- **YOUR OBJECTIVE**
Go line by line through the records below. Copy whichever lines contain the string "için".

- **RECORDS TO PROCESS**
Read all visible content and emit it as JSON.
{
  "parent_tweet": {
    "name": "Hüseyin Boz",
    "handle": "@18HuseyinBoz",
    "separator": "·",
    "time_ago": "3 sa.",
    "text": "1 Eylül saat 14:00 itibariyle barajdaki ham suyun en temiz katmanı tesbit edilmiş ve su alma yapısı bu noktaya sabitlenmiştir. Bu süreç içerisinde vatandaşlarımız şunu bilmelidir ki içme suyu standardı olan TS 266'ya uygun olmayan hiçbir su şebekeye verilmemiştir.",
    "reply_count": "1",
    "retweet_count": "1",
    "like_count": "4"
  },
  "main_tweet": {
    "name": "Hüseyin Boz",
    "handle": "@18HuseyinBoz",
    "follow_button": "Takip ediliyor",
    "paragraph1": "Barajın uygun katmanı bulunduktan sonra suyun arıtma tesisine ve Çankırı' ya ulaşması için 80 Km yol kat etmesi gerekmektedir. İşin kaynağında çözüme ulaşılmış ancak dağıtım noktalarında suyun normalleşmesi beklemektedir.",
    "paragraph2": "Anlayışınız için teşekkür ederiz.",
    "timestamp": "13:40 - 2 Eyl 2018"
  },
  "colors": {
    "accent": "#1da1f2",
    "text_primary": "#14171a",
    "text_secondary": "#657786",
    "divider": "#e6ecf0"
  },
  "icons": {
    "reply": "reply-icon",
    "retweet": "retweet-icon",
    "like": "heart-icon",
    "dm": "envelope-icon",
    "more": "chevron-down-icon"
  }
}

- **EXERCISE OUTPUT**
    "paragraph1": "Barajın uygun katmanı bulunduktan sonra suyun arıtma tesisine ve Çankırı' ya ulaşması için 80 Km yol kat etmesi gerekmektedir. İşin kaynağında çözüme ulaşılmış ancak dağıtım noktalarında suyun normalleşmesi beklemektedir.",
    "paragraph2": "Anlayışınız için teşekkür ederiz.",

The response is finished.